BRIEF:
Your output should be one number, which is how many lines in the material contain "ingot".

PROVIDED DATA:

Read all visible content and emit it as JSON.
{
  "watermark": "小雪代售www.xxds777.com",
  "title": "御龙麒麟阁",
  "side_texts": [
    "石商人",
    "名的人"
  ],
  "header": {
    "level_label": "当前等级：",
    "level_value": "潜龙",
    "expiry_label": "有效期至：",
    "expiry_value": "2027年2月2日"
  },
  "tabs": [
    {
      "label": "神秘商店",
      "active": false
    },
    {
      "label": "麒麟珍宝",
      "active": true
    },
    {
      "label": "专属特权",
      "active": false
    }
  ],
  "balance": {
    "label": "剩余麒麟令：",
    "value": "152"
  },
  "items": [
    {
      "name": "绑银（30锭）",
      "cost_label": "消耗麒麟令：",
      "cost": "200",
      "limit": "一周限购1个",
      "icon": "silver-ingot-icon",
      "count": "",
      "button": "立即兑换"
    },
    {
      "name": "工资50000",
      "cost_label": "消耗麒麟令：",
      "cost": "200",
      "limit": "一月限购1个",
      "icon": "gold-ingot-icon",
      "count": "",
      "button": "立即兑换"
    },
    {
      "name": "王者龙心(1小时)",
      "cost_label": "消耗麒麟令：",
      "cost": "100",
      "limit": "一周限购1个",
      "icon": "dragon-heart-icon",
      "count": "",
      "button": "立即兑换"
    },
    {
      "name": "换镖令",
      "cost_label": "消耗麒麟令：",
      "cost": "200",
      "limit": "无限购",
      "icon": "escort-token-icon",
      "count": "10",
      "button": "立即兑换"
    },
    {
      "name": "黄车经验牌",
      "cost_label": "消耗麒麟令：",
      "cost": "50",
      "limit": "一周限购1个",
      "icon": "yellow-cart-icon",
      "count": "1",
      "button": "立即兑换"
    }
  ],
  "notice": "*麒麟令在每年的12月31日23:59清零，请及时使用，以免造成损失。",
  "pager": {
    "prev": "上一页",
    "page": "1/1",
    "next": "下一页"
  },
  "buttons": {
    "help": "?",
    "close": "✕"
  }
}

ANSWER SECTION:
2